Best Ways to Deal with a Difficult Tenant
Most tenants abide by the terms of the lease contract. They pay as agreed, take proper care of the property, allow inspections and can be considered a “good” tenant. Our company categorizes over 95% of our tenants as such. . However, if the economy sours and tenants struggle financially, 20% of tenants go from “good” to “bad”.
They are not bad people, but they want their problems to become your problem. If a tenant had not paid all of the rent or they are not in compliance with the contract. Instead of jumping into a costly and time consuming eviction process, there are a few other options we utilize with these types of tenants.
- There is a New Sheriff in Town – Sometimes, just hiring a property management company solves problem. Many tenants take advantage of their relationship with the owner to start bending the rules. Owners hire our company. The tenant understands that special treatment could be construed as discrimination. They know that if they don’t pay as agreed or comply with the contract, we will use every tool at our disposal to make them do so. In previous cases we are hired with a tenant six months in arrears, and once were involved, everything owed is paid to the owner.
- Solve the Problem- Some tenants are withholding payment or being difficult because they have a problem that the current owner is ignoring. Tenants are entitled to a unit free of health and safety concerns as well as quiet enjoyment of the property; once they have that, they abide by the contract.
- This is not a Good Fit – Some tenants are just not a good fit for the property or the owner. We will allow a tenant to breach the current contract if they allow us to find a replacement. Although, they will pay for the cost to acquire a new tenant.
- Stipulate a Payment Plan – After you have filed an unlawful detainer in court, you can negotiate a stipulation agreement with the tenant that creates a way for the tenant to pay for what they owe in arrears, remain in the property, but if they violate the terms of the “stip”, they can be quickly removed from the property.
Start the Eviction – If the tenant does not respond to the above stated strategies, you must start the eviction process and not hope for the best.

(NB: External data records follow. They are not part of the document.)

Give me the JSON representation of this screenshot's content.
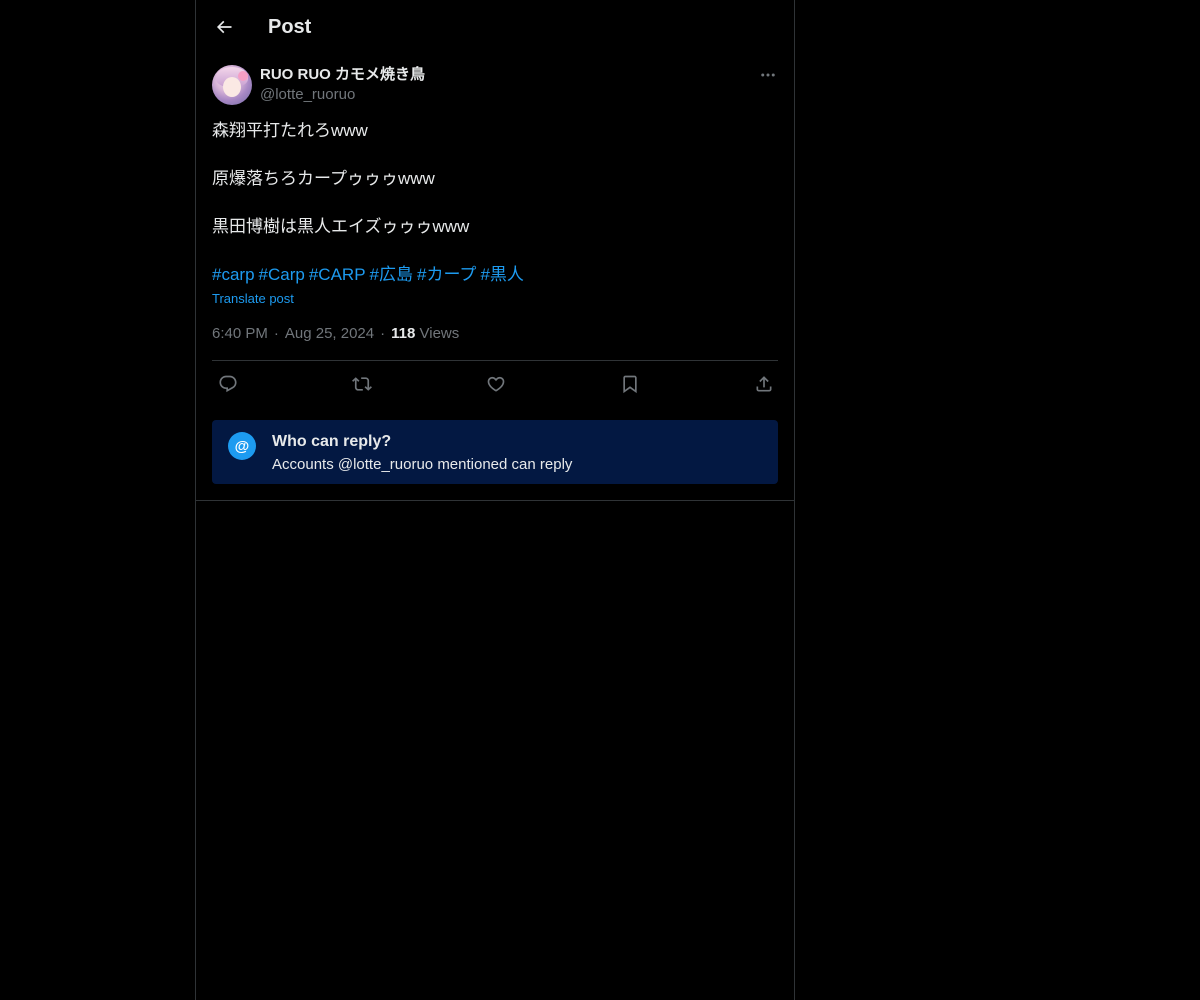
{
  "header": {
    "title": "Post",
    "back_icon": "arrow-left-icon"
  },
  "author": {
    "display_name": "RUO RUO カモメ焼き鳥",
    "handle": "@lotte_ruoruo",
    "avatar_icon": "avatar-image"
  },
  "post": {
    "lines": [
      "森翔平打たれろwww",
      "原爆落ちろカープゥゥゥwww",
      "黒田博樹は黒人エイズゥゥゥwww"
    ],
    "hashtags": [
      "#carp",
      "#Carp",
      "#CARP",
      "#広島",
      "#カープ",
      "#黒人"
    ],
    "translate_label": "Translate post"
  },
  "meta": {
    "time": "6:40 PM",
    "date": "Aug 25, 2024",
    "views_count": "118",
    "views_label": "Views",
    "separator": "·"
  },
  "actions": [
    "reply-icon",
    "repost-icon",
    "like-icon",
    "bookmark-icon",
    "share-icon"
  ],
  "reply_restriction": {
    "icon_text": "@",
    "title": "Who can reply?",
    "subtitle": "Accounts @lotte_ruoruo mentioned can reply"
  },
  "colors": {
    "background": "#000000",
    "text": "#e7e9ea",
    "muted": "#71767b",
    "accent": "#1d9bf0",
    "border": "#2f3336",
    "reply_box": "#031842"
  }
}
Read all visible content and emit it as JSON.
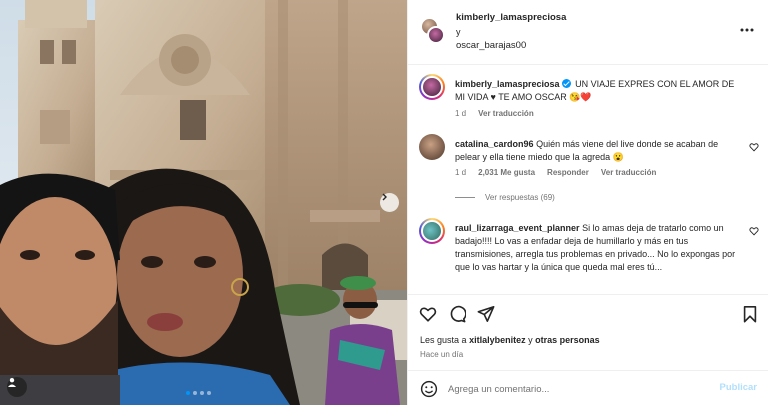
{
  "header": {
    "user1": "kimberly_lamaspreciosa",
    "conjunction": "y",
    "user2": "oscar_barajas00"
  },
  "caption": {
    "user": "kimberly_lamaspreciosa",
    "text": "UN VIAJE EXPRES CON EL AMOR DE MI VIDA ♥ TE AMO OSCAR 😘❤️",
    "time": "1 d",
    "translate": "Ver traducción"
  },
  "comments": [
    {
      "user": "catalina_cardon96",
      "text": "Quién más viene del live donde se acaban de pelear y ella tiene miedo que la agreda 😮",
      "time": "1 d",
      "likes": "2,031 Me gusta",
      "reply": "Responder",
      "translate": "Ver traducción",
      "view_replies": "Ver respuestas (69)"
    },
    {
      "user": "raul_lizarraga_event_planner",
      "text": "Si lo amas deja de tratarlo como un badajo!!!! Lo vas a enfadar deja de humillarlo y más en tus transmisiones, arregla tus problemas en privado... No lo expongas por que lo vas hartar y la única que queda mal eres tú..."
    }
  ],
  "likes": {
    "prefix": "Les gusta a",
    "user": "xitlalybenitez",
    "middle": "y",
    "others": "otras personas"
  },
  "time_ago": "Hace un día",
  "composer": {
    "placeholder": "Agrega un comentario...",
    "publish": "Publicar"
  },
  "carousel": {
    "total_slides": 4,
    "active_slide": 1
  },
  "icons": {
    "header_more": "more-horizontal-icon",
    "like": "heart-icon",
    "comment": "comment-icon",
    "share": "share-icon",
    "save": "bookmark-icon",
    "emoji": "emoji-icon",
    "next": "chevron-right-icon",
    "tags": "user-tag-icon",
    "comment_like": "heart-icon"
  },
  "colors": {
    "accent": "#0095f6",
    "publish_disabled": "#b2dffc",
    "secondary_text": "#737373",
    "primary_text": "#262626",
    "border": "#efefef"
  }
}
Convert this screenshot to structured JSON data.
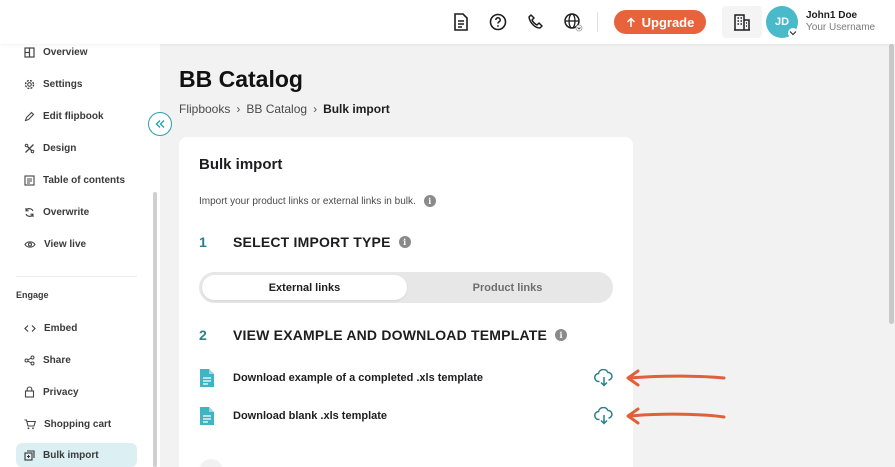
{
  "topbar": {
    "icons": [
      "document-icon",
      "help-icon",
      "phone-icon",
      "globe-icon"
    ],
    "upgrade_label": "Upgrade",
    "avatar_initials": "JD",
    "user_name": "John1 Doe",
    "user_role": "Your Username"
  },
  "sidebar": {
    "items": [
      {
        "label": "Overview",
        "icon": "overview-icon"
      },
      {
        "label": "Settings",
        "icon": "gear-icon"
      },
      {
        "label": "Edit flipbook",
        "icon": "pencil-icon"
      },
      {
        "label": "Design",
        "icon": "design-icon"
      },
      {
        "label": "Table of contents",
        "icon": "list-icon"
      },
      {
        "label": "Overwrite",
        "icon": "refresh-icon"
      },
      {
        "label": "View live",
        "icon": "eye-icon"
      }
    ],
    "section_label": "Engage",
    "engage_items": [
      {
        "label": "Embed",
        "icon": "code-icon"
      },
      {
        "label": "Share",
        "icon": "share-icon"
      },
      {
        "label": "Privacy",
        "icon": "lock-icon"
      },
      {
        "label": "Shopping cart",
        "icon": "cart-icon"
      },
      {
        "label": "Bulk import",
        "icon": "import-icon",
        "active": true
      }
    ]
  },
  "page": {
    "title": "BB Catalog",
    "breadcrumb": [
      "Flipbooks",
      "BB Catalog",
      "Bulk import"
    ]
  },
  "card": {
    "title": "Bulk import",
    "description": "Import your product links or external links in bulk.",
    "step1": {
      "num": "1",
      "title": "SELECT IMPORT TYPE"
    },
    "toggle": {
      "selected": "External links",
      "other": "Product links"
    },
    "step2": {
      "num": "2",
      "title": "VIEW EXAMPLE AND DOWNLOAD TEMPLATE"
    },
    "downloads": [
      {
        "label": "Download example of a completed .xls template"
      },
      {
        "label": "Download blank .xls template"
      }
    ]
  },
  "colors": {
    "accent": "#e8623c",
    "teal": "#2aa0ac",
    "active_bg": "#dcf0f3",
    "arrow": "#e0603a"
  }
}
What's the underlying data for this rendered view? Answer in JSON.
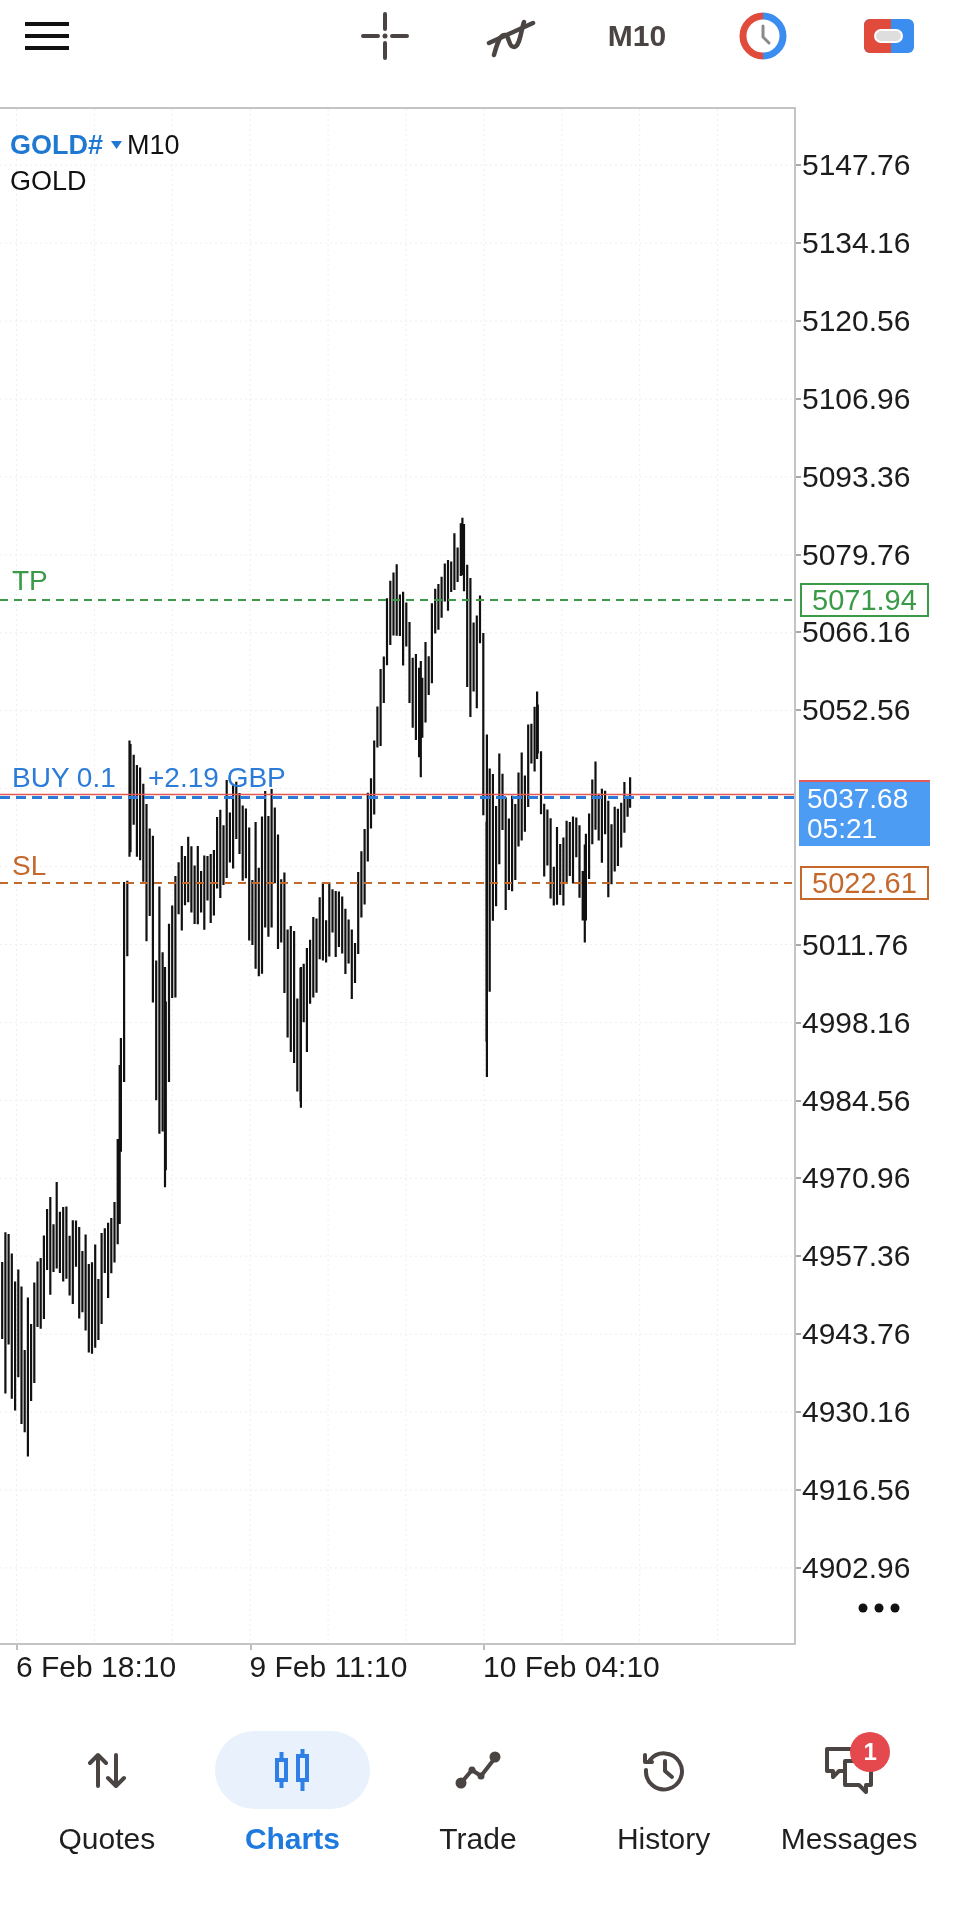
{
  "toolbar": {
    "timeframe": "M10"
  },
  "chart": {
    "symbol": "GOLD#",
    "period": "M10",
    "description": "GOLD",
    "trade_levels": [
      {
        "kind": "take_profit",
        "label": "TP",
        "price": "5071.94",
        "color": "#3a9a47"
      },
      {
        "kind": "position",
        "label": "BUY 0.1",
        "profit": "+2.19 GBP",
        "color": "#2b7bd9"
      },
      {
        "kind": "stop_loss",
        "label": "SL",
        "price": "5022.61",
        "color": "#c4682c"
      }
    ],
    "current_price": {
      "price": "5037.68",
      "countdown": "05:21"
    },
    "price_axis": {
      "upper": [
        "5147.76",
        "5134.16",
        "5120.56",
        "5106.96",
        "5093.36",
        "5079.76",
        "5066.16",
        "5052.56"
      ],
      "lower": [
        "5011.76",
        "4998.16",
        "4984.56",
        "4970.96",
        "4957.36",
        "4943.76",
        "4930.16",
        "4916.56",
        "4902.96"
      ]
    },
    "time_axis": [
      "6 Feb 18:10",
      "9 Feb 11:10",
      "10 Feb 04:10"
    ]
  },
  "nav": [
    {
      "label": "Quotes",
      "selected": false
    },
    {
      "label": "Charts",
      "selected": true
    },
    {
      "label": "Trade",
      "selected": false
    },
    {
      "label": "History",
      "selected": false
    },
    {
      "label": "Messages",
      "selected": false,
      "badge": "1"
    }
  ]
}
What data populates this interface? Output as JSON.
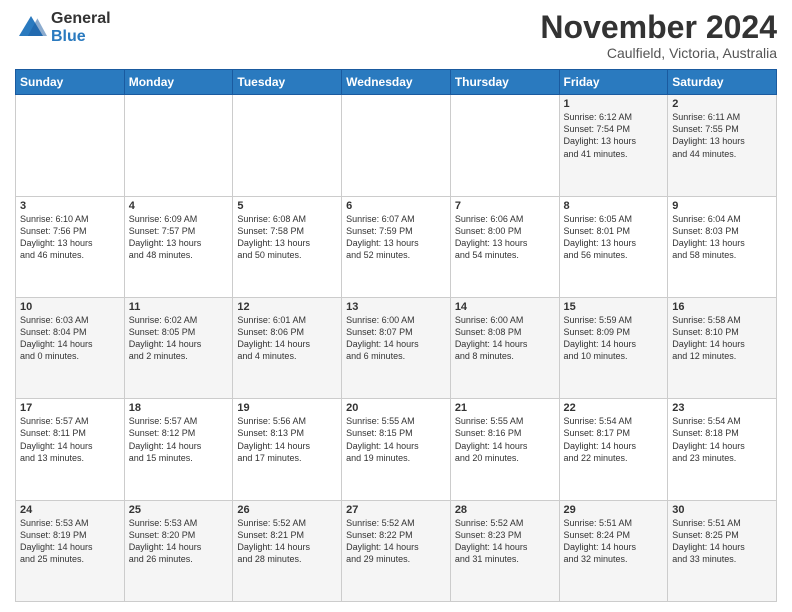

You must be willing to use the courts to impose your rights. It will cost you up to $1,500 if the tenant contests the eviction, and may take up to 45 days, but it is critical to remove a bad tenant and find a good one.